> [Data]:

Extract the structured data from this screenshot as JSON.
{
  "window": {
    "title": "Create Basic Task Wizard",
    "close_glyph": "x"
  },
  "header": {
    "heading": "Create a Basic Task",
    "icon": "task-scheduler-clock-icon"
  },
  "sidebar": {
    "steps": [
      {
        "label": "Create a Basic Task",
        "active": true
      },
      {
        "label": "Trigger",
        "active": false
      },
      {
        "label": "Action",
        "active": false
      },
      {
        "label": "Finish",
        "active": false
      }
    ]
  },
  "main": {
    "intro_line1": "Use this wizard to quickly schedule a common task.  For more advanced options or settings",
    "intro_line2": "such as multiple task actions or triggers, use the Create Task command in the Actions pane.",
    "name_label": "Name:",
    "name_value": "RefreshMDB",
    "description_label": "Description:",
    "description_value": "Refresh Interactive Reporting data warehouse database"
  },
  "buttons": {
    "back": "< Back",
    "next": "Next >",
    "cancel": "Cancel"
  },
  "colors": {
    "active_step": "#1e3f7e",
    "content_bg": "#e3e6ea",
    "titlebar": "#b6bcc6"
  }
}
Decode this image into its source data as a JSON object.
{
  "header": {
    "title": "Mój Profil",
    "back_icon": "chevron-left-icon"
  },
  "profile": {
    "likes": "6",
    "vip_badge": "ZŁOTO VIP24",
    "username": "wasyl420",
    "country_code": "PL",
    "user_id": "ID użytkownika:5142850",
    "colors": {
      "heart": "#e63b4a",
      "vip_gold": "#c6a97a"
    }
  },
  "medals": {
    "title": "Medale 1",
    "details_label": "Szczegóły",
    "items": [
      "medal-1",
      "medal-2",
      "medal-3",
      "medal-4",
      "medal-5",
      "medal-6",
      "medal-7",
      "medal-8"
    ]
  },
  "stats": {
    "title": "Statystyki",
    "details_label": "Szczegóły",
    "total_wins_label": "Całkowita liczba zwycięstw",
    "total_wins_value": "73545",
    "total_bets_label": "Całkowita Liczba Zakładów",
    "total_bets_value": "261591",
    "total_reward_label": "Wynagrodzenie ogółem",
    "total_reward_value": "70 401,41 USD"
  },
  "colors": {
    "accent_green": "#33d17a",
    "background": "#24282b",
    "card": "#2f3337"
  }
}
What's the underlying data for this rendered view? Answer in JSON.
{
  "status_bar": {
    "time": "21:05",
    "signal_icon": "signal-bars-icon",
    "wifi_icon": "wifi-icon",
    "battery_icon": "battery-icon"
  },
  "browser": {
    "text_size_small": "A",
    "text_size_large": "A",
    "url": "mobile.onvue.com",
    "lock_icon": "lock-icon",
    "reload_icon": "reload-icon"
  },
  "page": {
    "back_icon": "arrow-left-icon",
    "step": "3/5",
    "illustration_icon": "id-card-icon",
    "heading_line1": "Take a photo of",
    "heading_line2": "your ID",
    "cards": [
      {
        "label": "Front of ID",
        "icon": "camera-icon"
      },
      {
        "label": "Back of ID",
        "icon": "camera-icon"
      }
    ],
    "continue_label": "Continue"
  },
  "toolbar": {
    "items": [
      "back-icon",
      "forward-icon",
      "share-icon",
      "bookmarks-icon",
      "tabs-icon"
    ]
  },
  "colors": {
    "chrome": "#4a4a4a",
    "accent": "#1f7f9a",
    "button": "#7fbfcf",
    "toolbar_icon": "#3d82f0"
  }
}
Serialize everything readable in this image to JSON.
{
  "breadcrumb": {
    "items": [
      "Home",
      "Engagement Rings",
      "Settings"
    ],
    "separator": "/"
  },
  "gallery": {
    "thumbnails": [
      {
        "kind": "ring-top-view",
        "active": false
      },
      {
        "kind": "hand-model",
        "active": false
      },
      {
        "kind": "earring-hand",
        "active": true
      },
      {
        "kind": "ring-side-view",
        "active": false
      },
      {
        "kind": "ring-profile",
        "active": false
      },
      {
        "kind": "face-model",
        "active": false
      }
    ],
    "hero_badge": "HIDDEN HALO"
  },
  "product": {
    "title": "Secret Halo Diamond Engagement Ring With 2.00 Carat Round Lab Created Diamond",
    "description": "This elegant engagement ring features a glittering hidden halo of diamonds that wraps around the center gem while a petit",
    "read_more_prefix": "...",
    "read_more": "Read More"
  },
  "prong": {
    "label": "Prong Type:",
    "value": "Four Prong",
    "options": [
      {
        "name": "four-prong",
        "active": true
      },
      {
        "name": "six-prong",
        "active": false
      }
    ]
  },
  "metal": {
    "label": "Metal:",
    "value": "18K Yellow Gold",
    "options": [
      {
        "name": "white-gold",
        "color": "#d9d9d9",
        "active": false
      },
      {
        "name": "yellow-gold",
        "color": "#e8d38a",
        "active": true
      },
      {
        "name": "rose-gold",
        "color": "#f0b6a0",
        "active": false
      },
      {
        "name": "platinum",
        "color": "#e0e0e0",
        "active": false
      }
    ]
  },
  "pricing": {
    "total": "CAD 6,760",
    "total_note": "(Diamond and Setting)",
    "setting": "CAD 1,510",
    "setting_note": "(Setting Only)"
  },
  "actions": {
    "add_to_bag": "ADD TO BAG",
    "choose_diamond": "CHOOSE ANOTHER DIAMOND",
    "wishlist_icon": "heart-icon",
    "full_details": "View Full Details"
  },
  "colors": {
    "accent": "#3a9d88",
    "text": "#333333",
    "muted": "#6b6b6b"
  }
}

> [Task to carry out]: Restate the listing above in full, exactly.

> [Task solution]:
Extract the structured data from this screenshot as JSON.
{
  "window": {
    "title": "Create Basic Task Wizard",
    "close_glyph": "x"
  },
  "header": {
    "heading": "Create a Basic Task",
    "icon": "task-scheduler-clock-icon"
  },
  "sidebar": {
    "steps": [
      {
        "label": "Create a Basic Task",
        "active": true
      },
      {
        "label": "Trigger",
        "active": false
      },
      {
        "label": "Action",
        "active": false
      },
      {
        "label": "Finish",
        "active": false
      }
    ]
  },
  "main": {
    "intro_line1": "Use this wizard to quickly schedule a common task.  For more advanced options or settings",
    "intro_line2": "such as multiple task actions or triggers, use the Create Task command in the Actions pane.",
    "name_label": "Name:",
    "name_value": "RefreshMDB",
    "description_label": "Description:",
    "description_value": "Refresh Interactive Reporting data warehouse database"
  },
  "buttons": {
    "back": "< Back",
    "next": "Next >",
    "cancel": "Cancel"
  },
  "colors": {
    "active_step": "#1e3f7e",
    "content_bg": "#e3e6ea",
    "titlebar": "#b6bcc6"
  }
}
Decode this image into its source data as a JSON object.
{
  "header": {
    "title": "Mój Profil",
    "back_icon": "chevron-left-icon"
  },
  "profile": {
    "likes": "6",
    "vip_badge": "ZŁOTO VIP24",
    "username": "wasyl420",
    "country_code": "PL",
    "user_id": "ID użytkownika:5142850",
    "colors": {
      "heart": "#e63b4a",
      "vip_gold": "#c6a97a"
    }
  },
  "medals": {
    "title": "Medale 1",
    "details_label": "Szczegóły",
    "items": [
      "medal-1",
      "medal-2",
      "medal-3",
      "medal-4",
      "medal-5",
      "medal-6",
      "medal-7",
      "medal-8"
    ]
  },
  "stats": {
    "title": "Statystyki",
    "details_label": "Szczegóły",
    "total_wins_label": "Całkowita liczba zwycięstw",
    "total_wins_value": "73545",
    "total_bets_label": "Całkowita Liczba Zakładów",
    "total_bets_value": "261591",
    "total_reward_label": "Wynagrodzenie ogółem",
    "total_reward_value": "70 401,41 USD"
  },
  "colors": {
    "accent_green": "#33d17a",
    "background": "#24282b",
    "card": "#2f3337"
  }
}
What's the underlying data for this rendered view? Answer in JSON.
{
  "status_bar": {
    "time": "21:05",
    "signal_icon": "signal-bars-icon",
    "wifi_icon": "wifi-icon",
    "battery_icon": "battery-icon"
  },
  "browser": {
    "text_size_small": "A",
    "text_size_large": "A",
    "url": "mobile.onvue.com",
    "lock_icon": "lock-icon",
    "reload_icon": "reload-icon"
  },
  "page": {
    "back_icon": "arrow-left-icon",
    "step": "3/5",
    "illustration_icon": "id-card-icon",
    "heading_line1": "Take a photo of",
    "heading_line2": "your ID",
    "cards": [
      {
        "label": "Front of ID",
        "icon": "camera-icon"
      },
      {
        "label": "Back of ID",
        "icon": "camera-icon"
      }
    ],
    "continue_label": "Continue"
  },
  "toolbar": {
    "items": [
      "back-icon",
      "forward-icon",
      "share-icon",
      "bookmarks-icon",
      "tabs-icon"
    ]
  },
  "colors": {
    "chrome": "#4a4a4a",
    "accent": "#1f7f9a",
    "button": "#7fbfcf",
    "toolbar_icon": "#3d82f0"
  }
}
Serialize everything readable in this image to JSON.
{
  "breadcrumb": {
    "items": [
      "Home",
      "Engagement Rings",
      "Settings"
    ],
    "separator": "/"
  },
  "gallery": {
    "thumbnails": [
      {
        "kind": "ring-top-view",
        "active": false
      },
      {
        "kind": "hand-model",
        "active": false
      },
      {
        "kind": "earring-hand",
        "active": true
      },
      {
        "kind": "ring-side-view",
        "active": false
      },
      {
        "kind": "ring-profile",
        "active": false
      },
      {
        "kind": "face-model",
        "active": false
      }
    ],
    "hero_badge": "HIDDEN HALO"
  },
  "product": {
    "title": "Secret Halo Diamond Engagement Ring With 2.00 Carat Round Lab Created Diamond",
    "description": "This elegant engagement ring features a glittering hidden halo of diamonds that wraps around the center gem while a petit",
    "read_more_prefix": "...",
    "read_more": "Read More"
  },
  "prong": {
    "label": "Prong Type:",
    "value": "Four Prong",
    "options": [
      {
        "name": "four-prong",
        "active": true
      },
      {
        "name": "six-prong",
        "active": false
      }
    ]
  },
  "metal": {
    "label": "Metal:",
    "value": "18K Yellow Gold",
    "options": [
      {
        "name": "white-gold",
        "color": "#d9d9d9",
        "active": false
      },
      {
        "name": "yellow-gold",
        "color": "#e8d38a",
        "active": true
      },
      {
        "name": "rose-gold",
        "color": "#f0b6a0",
        "active": false
      },
      {
        "name": "platinum",
        "color": "#e0e0e0",
        "active": false
      }
    ]
  },
  "pricing": {
    "total": "CAD 6,760",
    "total_note": "(Diamond and Setting)",
    "setting": "CAD 1,510",
    "setting_note": "(Setting Only)"
  },
  "actions": {
    "add_to_bag": "ADD TO BAG",
    "choose_diamond": "CHOOSE ANOTHER DIAMOND",
    "wishlist_icon": "heart-icon",
    "full_details": "View Full Details"
  },
  "colors": {
    "accent": "#3a9d88",
    "text": "#333333",
    "muted": "#6b6b6b"
  }
}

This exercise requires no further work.